original Big Bang of the universe ten to twenty billion years ago. When stars were exploded, water was sent into space as a gas.
This gas was attracted by the early earth. Fortunately for the earth, the atmosphere was also strong enough to keep the water. Perhaps some water was also created by volcanic action here on the early earth which sent into the atmosphere hot water
vapor as steam. Whatever the source of water, most scientists feel that the
existing supply on earth is finite and can’t be replenished without greater amounts of energy than science is capable of at present. If we destroy it, we can’t make more.
The resident water on earth has a water cycle. It evaporates from oceans leaving the salt of the seas behind. It forms clouds and that accumulated fresh water then rains. Following that the water runs off the land and back into the seas.

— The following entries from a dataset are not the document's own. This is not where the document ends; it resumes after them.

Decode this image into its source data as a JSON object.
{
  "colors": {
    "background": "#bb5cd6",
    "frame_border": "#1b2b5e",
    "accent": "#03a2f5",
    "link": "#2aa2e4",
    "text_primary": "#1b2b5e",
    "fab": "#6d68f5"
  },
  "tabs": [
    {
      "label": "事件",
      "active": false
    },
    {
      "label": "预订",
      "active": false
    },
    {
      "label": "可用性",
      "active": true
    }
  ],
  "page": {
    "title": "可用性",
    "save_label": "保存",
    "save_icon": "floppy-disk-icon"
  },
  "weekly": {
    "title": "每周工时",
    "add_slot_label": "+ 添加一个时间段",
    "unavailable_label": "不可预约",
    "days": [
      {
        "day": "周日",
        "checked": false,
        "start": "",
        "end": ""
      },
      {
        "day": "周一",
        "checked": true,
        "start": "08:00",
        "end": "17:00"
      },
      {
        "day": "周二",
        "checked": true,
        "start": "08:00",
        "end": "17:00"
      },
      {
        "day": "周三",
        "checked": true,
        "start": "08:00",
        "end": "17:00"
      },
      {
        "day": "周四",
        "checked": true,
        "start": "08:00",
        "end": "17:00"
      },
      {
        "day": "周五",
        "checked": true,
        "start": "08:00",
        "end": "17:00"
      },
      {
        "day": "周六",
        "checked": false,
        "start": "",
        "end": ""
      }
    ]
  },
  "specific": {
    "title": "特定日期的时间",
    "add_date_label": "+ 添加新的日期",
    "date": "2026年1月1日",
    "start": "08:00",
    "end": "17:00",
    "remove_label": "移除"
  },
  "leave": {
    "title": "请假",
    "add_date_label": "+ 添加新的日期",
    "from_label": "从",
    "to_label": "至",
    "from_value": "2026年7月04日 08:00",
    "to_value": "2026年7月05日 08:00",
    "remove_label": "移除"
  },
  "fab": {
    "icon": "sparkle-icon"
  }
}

Water covers 71 percent of the earth’s surface. Of this. 96 percent is in the oceans and about two percent is in groundwater. Two more percent is in ice and the rest is in the atmosphere. Only 2.5 percent of this water is fresh and almost 99 percent of that is in ice or underground, not easily available to animals. Less that .3 percent is in rivers and lakes and the atmosphere. A tiny bit more is carried in plants and animal bodies. Here’s another interesting fact. About 70 percent of the small portion of the water on earth that is drinkable by animals is used in human agriculture including animals raised by humans to be eaten. Wildlife doesn’t have much left to drink, does it?